▶ _WORK TO COMPLETE_
The entries below are to be repeated exactly, and their pictures left out.

▶ _INPUT DATA_
= = = = =
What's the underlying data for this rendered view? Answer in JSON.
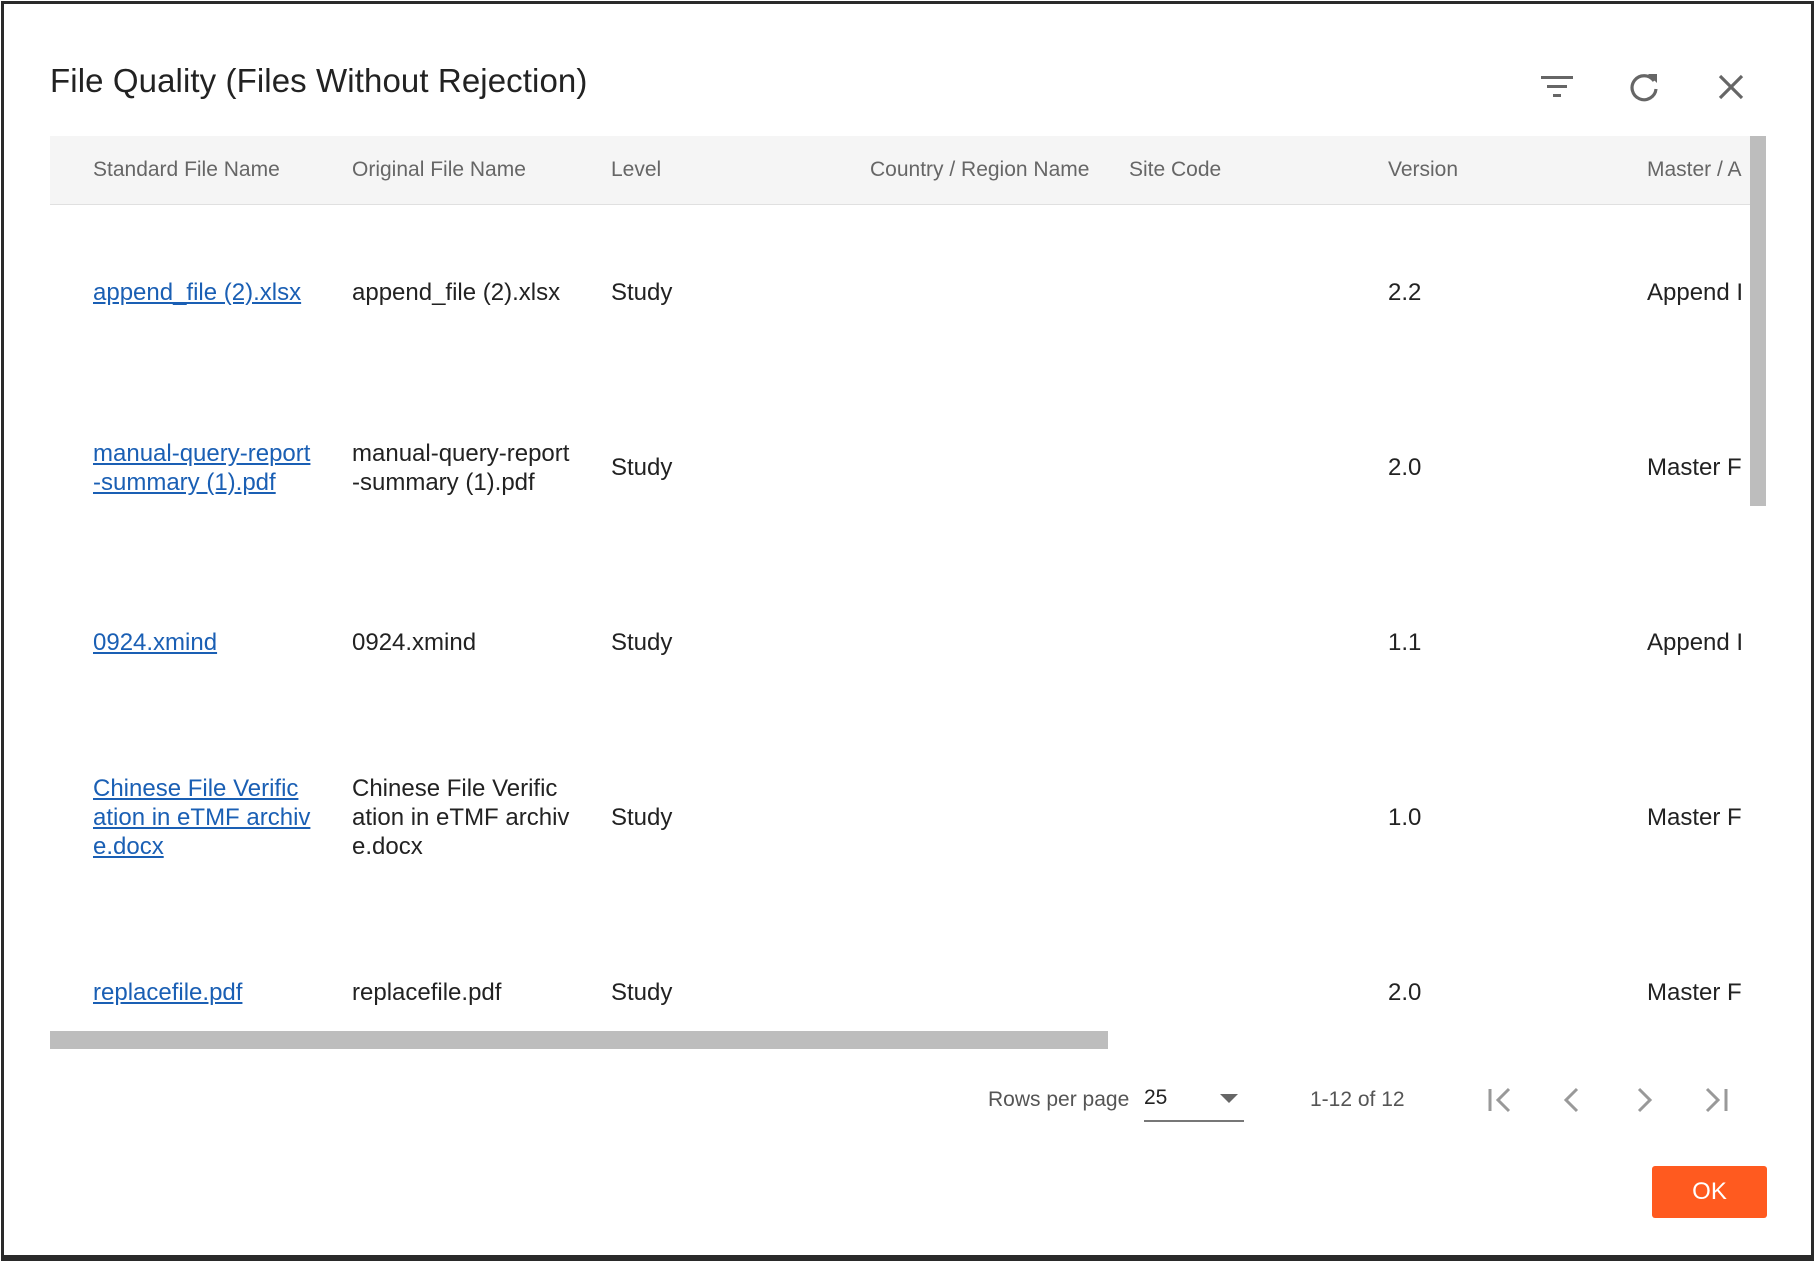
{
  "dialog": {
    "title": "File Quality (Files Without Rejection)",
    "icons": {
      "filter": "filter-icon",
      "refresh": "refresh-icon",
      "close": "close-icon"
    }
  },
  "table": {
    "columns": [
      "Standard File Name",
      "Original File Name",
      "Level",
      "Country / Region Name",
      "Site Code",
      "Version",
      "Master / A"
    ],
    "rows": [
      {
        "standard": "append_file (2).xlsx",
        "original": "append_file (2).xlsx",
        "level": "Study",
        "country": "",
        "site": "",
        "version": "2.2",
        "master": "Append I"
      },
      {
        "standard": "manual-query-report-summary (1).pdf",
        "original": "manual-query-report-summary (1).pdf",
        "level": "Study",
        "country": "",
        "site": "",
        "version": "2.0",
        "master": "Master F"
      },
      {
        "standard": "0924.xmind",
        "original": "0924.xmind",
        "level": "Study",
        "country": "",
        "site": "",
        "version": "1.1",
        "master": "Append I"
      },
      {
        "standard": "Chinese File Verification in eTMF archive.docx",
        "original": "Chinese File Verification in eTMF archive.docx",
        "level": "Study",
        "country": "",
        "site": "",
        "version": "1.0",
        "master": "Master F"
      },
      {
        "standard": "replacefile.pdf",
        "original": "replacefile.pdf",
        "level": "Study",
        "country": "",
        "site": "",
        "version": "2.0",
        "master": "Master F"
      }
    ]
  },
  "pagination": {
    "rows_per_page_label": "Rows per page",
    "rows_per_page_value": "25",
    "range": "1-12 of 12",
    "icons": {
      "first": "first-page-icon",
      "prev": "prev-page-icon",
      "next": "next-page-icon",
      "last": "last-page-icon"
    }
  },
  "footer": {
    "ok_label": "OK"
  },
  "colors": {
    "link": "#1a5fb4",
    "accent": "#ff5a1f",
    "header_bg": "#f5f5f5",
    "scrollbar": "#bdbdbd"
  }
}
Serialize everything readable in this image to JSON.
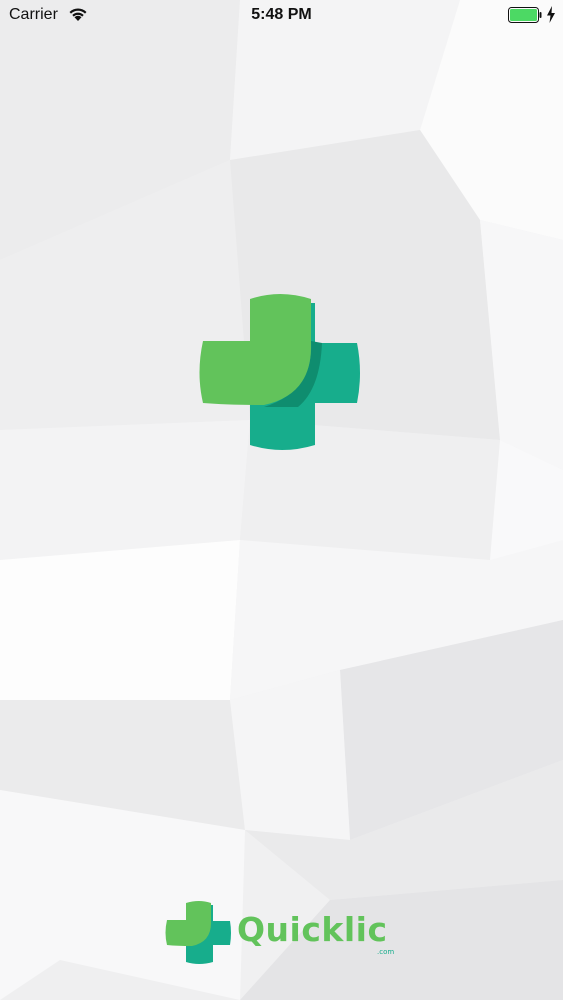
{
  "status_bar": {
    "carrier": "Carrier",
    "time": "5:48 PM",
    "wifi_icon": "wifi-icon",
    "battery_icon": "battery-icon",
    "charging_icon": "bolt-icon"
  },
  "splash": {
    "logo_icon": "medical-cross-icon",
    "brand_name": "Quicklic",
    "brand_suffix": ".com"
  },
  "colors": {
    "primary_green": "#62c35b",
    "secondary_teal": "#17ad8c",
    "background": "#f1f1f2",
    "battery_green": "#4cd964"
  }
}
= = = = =
▶ _WRITTEN REPLY_
What's the underlying data for this rendered view? Answer in JSON.
{
  "dialog": {
    "title": "File Quality (Files Without Rejection)",
    "icons": {
      "filter": "filter-icon",
      "refresh": "refresh-icon",
      "close": "close-icon"
    }
  },
  "table": {
    "columns": [
      "Standard File Name",
      "Original File Name",
      "Level",
      "Country / Region Name",
      "Site Code",
      "Version",
      "Master / A"
    ],
    "rows": [
      {
        "standard": "append_file (2).xlsx",
        "original": "append_file (2).xlsx",
        "level": "Study",
        "country": "",
        "site": "",
        "version": "2.2",
        "master": "Append I"
      },
      {
        "standard": "manual-query-report-summary (1).pdf",
        "original": "manual-query-report-summary (1).pdf",
        "level": "Study",
        "country": "",
        "site": "",
        "version": "2.0",
        "master": "Master F"
      },
      {
        "standard": "0924.xmind",
        "original": "0924.xmind",
        "level": "Study",
        "country": "",
        "site": "",
        "version": "1.1",
        "master": "Append I"
      },
      {
        "standard": "Chinese File Verification in eTMF archive.docx",
        "original": "Chinese File Verification in eTMF archive.docx",
        "level": "Study",
        "country": "",
        "site": "",
        "version": "1.0",
        "master": "Master F"
      },
      {
        "standard": "replacefile.pdf",
        "original": "replacefile.pdf",
        "level": "Study",
        "country": "",
        "site": "",
        "version": "2.0",
        "master": "Master F"
      }
    ]
  },
  "pagination": {
    "rows_per_page_label": "Rows per page",
    "rows_per_page_value": "25",
    "range": "1-12 of 12",
    "icons": {
      "first": "first-page-icon",
      "prev": "prev-page-icon",
      "next": "next-page-icon",
      "last": "last-page-icon"
    }
  },
  "footer": {
    "ok_label": "OK"
  },
  "colors": {
    "link": "#1a5fb4",
    "accent": "#ff5a1f",
    "header_bg": "#f5f5f5",
    "scrollbar": "#bdbdbd"
  }
}
Serialize everything readable in this image to JSON.
{
  "status_bar": {
    "carrier": "Carrier",
    "time": "5:48 PM",
    "wifi_icon": "wifi-icon",
    "battery_icon": "battery-icon",
    "charging_icon": "bolt-icon"
  },
  "splash": {
    "logo_icon": "medical-cross-icon",
    "brand_name": "Quicklic",
    "brand_suffix": ".com"
  },
  "colors": {
    "primary_green": "#62c35b",
    "secondary_teal": "#17ad8c",
    "background": "#f1f1f2",
    "battery_green": "#4cd964"
  }
}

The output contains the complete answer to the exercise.